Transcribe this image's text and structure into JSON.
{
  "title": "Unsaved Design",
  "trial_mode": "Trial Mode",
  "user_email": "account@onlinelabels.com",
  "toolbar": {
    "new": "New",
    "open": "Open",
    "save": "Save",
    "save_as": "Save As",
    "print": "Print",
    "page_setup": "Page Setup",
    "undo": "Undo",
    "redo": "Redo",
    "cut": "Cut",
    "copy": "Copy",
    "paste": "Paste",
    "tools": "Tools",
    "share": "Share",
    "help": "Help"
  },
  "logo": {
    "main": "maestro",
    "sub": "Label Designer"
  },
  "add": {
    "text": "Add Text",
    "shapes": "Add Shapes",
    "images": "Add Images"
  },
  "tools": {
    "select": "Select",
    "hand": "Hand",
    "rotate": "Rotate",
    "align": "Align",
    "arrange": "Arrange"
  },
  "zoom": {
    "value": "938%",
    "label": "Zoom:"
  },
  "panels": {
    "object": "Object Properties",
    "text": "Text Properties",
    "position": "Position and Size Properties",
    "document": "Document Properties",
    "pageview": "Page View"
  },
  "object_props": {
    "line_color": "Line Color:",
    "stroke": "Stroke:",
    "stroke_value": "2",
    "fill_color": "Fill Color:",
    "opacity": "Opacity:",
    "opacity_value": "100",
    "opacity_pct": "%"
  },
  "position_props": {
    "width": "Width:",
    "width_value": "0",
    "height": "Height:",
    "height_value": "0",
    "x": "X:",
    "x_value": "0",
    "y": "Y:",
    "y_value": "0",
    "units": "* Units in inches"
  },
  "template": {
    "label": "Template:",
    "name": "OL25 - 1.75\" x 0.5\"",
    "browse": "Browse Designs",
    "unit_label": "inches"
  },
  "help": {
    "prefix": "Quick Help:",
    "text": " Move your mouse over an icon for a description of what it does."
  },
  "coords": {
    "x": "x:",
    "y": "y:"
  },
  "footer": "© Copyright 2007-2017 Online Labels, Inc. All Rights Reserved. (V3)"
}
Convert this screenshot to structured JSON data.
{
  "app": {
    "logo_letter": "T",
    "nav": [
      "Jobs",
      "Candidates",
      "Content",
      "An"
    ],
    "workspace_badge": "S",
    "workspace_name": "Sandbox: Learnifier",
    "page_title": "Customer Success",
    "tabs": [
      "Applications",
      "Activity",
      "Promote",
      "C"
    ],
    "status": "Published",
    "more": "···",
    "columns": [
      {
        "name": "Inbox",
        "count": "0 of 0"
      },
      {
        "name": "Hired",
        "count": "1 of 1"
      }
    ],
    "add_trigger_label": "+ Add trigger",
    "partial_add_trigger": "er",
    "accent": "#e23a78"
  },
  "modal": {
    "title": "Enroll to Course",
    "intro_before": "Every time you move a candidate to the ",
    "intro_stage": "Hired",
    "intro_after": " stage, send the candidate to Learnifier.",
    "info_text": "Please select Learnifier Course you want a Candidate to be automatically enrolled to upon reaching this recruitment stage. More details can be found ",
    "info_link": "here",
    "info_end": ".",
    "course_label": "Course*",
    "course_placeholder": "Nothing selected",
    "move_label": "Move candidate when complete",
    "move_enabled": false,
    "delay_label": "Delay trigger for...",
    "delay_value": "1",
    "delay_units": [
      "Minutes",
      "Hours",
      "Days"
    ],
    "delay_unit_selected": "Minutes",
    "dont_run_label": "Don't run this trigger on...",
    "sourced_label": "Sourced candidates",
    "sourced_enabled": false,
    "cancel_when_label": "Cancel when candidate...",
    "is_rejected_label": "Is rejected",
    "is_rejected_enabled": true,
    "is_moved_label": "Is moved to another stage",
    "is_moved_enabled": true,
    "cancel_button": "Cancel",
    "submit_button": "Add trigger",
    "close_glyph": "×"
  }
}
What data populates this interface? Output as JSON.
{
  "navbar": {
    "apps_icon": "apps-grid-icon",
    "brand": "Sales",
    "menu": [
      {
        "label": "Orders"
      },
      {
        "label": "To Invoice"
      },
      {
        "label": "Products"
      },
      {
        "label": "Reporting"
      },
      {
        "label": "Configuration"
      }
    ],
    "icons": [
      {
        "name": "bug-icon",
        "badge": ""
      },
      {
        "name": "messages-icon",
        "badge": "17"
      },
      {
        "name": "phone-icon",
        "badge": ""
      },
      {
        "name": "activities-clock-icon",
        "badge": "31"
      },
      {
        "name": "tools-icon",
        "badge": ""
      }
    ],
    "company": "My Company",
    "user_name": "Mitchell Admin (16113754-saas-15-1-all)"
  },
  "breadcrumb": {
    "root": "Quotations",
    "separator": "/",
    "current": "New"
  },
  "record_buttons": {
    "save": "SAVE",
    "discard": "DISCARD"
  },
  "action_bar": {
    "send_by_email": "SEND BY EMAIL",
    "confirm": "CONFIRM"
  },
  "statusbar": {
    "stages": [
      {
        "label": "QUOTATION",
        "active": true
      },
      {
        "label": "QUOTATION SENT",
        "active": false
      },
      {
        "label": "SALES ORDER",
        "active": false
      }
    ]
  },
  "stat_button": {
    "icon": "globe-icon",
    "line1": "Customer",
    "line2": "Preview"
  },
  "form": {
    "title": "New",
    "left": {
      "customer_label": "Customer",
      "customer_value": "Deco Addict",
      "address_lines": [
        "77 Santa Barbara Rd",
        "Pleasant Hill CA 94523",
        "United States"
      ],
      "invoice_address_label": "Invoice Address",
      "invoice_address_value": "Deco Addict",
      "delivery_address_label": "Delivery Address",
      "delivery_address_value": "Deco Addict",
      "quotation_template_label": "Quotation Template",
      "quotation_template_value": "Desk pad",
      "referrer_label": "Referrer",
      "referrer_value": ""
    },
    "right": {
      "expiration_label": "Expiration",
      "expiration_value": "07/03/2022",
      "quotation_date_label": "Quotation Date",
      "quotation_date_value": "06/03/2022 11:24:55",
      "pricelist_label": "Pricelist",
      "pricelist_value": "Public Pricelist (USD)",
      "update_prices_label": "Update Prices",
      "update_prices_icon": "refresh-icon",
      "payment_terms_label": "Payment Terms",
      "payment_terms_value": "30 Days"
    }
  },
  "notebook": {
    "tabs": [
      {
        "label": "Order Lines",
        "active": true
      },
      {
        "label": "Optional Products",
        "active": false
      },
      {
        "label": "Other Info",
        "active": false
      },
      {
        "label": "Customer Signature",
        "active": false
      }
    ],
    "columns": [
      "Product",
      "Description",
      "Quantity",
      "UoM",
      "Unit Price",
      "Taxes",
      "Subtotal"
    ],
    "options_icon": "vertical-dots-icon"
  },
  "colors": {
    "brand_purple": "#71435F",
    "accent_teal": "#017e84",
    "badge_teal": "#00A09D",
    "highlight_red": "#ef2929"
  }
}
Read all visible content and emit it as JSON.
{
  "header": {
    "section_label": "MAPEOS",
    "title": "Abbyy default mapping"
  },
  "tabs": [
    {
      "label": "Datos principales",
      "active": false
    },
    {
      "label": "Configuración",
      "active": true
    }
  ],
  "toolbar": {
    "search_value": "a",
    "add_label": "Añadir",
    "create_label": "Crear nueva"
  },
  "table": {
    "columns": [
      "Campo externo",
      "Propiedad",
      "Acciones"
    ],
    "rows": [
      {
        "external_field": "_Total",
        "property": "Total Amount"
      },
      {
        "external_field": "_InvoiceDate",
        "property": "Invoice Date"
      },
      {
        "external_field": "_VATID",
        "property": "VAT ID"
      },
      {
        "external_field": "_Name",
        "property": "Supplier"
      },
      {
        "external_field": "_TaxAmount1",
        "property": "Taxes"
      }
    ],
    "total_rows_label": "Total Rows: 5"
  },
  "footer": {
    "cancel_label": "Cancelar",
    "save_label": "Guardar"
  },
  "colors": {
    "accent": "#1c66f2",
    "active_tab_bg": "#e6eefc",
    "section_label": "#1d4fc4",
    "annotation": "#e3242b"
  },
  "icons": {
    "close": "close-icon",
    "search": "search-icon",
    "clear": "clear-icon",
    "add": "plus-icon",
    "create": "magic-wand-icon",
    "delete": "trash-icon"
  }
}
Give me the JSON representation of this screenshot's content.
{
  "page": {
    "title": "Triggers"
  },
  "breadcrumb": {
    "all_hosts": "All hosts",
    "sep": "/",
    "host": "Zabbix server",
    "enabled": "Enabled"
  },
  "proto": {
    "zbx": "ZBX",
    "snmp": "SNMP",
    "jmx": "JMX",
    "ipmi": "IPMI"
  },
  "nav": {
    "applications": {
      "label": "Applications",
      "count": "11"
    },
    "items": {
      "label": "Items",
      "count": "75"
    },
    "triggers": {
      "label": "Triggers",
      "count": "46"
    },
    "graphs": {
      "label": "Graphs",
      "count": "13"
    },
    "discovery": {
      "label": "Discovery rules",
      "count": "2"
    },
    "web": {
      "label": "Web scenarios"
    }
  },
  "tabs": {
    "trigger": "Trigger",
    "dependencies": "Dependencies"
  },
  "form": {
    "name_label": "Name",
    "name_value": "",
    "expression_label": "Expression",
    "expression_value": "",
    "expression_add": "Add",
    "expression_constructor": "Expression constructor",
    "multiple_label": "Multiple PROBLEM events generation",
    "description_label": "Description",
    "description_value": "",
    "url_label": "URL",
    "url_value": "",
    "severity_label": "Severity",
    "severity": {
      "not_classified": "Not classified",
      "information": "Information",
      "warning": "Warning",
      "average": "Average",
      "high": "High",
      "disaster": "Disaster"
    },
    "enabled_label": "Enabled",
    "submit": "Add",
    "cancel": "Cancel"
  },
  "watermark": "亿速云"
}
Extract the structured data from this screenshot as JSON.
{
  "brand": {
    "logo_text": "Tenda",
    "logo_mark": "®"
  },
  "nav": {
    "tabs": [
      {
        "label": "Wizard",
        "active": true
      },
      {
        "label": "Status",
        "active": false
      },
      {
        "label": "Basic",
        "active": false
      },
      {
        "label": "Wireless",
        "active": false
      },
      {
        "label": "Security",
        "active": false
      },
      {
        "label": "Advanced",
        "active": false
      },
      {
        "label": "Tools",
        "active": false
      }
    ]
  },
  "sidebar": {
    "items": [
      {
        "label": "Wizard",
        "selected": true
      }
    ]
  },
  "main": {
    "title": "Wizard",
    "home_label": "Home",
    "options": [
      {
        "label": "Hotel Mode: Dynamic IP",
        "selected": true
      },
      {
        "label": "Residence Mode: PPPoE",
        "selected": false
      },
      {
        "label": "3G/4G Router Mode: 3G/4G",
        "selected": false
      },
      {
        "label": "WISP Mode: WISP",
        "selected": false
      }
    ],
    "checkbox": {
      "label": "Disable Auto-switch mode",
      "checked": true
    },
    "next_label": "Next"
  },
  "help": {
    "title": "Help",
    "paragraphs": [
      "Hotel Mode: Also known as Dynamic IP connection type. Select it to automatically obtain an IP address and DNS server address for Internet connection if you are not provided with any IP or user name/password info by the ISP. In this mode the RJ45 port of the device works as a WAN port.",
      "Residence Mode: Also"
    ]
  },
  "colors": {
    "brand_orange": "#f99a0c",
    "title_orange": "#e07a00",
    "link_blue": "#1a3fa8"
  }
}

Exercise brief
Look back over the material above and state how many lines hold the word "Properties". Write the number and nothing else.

Solution
4